Some Automakers are Bouncing Back to Fuel Cells Out of Frustration, Is This Wise?

History repeats itself:  Frustration with the low volume of electric vehicle sales caused some automobile manufacturers to bet on fuel cell vehicles as they used to. Hydrogen fuel cell-powered vehicles have their benefits, such as the potential to achieve very long range per charge, and the ability to fill their hydrogen tanks quickly. But do we want to turn our backs on EVs so soon?

Several years ago, fuel cells were promising, and many research groups worked on reducing the amount of platinum they require, due to its extremely high cost and scarcity. They made some progress. However fuel cells were not expected to become viable for decades, if ever.

Is This Wise?

Battery electric vehicles were actually ahead of fuel cell vehicles several years ago, and they are now further ahead than ever. The latest electric vehicles, such as the Tesla Model S have been impressive demonstrations of the ability of electric vehicles to improve.

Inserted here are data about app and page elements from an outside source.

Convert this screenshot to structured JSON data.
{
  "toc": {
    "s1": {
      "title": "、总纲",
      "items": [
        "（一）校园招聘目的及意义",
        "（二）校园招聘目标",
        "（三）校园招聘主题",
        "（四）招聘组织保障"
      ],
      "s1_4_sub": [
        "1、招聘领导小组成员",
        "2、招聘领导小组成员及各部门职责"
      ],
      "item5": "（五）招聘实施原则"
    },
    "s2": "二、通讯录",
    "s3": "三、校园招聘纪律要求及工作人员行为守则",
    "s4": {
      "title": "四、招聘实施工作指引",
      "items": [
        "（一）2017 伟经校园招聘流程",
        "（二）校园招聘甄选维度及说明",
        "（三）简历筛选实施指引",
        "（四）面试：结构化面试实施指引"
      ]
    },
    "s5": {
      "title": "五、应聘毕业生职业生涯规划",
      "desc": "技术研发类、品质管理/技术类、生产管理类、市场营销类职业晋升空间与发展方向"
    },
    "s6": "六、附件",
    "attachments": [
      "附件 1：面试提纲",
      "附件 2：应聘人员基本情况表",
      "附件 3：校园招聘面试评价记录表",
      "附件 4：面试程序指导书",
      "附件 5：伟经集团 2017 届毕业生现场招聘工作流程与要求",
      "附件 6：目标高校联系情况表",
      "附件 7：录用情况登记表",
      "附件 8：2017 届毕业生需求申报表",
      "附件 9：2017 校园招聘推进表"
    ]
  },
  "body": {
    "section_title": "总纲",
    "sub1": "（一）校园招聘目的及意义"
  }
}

Battery electric vehicles require highly costly energy storage. Assuming a low-cost, sustainable energy storage system existed, battery electric vehicles would have absolutely no competition, nothing would come even close, which is why so many have dedicated so much to the concept of electric transportation. Another reason is the versatility of electricity, because it can be generated with any fuel.

Battery technology is certainly not ideal, however, it is improving. Electric vehicle technological advancement picked up in the past few years, and, despite its extremely slow advancement over the past 100 years, it is now actually moving at a fast enough pace to be noteworthy.

Fuel cell cars actually cost more than electric cars. Fuel cell cars cost far more than the transitionary hybrid cars as well, which are enabling us to reduce our fuel wastage, impact on the environment/public health, and the amount of money we spend importing fuel overseas in the mean time.

Fuel cell vehicles are also far less efficient than electric vehicles when the energy required to produce hydrogen, refrigerate, transport, and then convert it into electricity it is factored in. The electric vehicle industry is in its infancy because it only really got started a couple of years ago, and it will take time and effort to get it off the ground.

The concept of EVs has existed for a hundreds years. However, it is just getting serious attention this century, and EVs have already come a long way. Do we really want to turn back now?

Source: Forbes

Nicholas Brown

loves attending and writing about/photographing events, and he writes on CleanTechnica, Gas2, Kleef&Co, and Green Building Elements. He has a keen interest in physics-intensive topics such as electricity generation, automobiles, refrigeration and air conditioning technology, energy storage, and geography.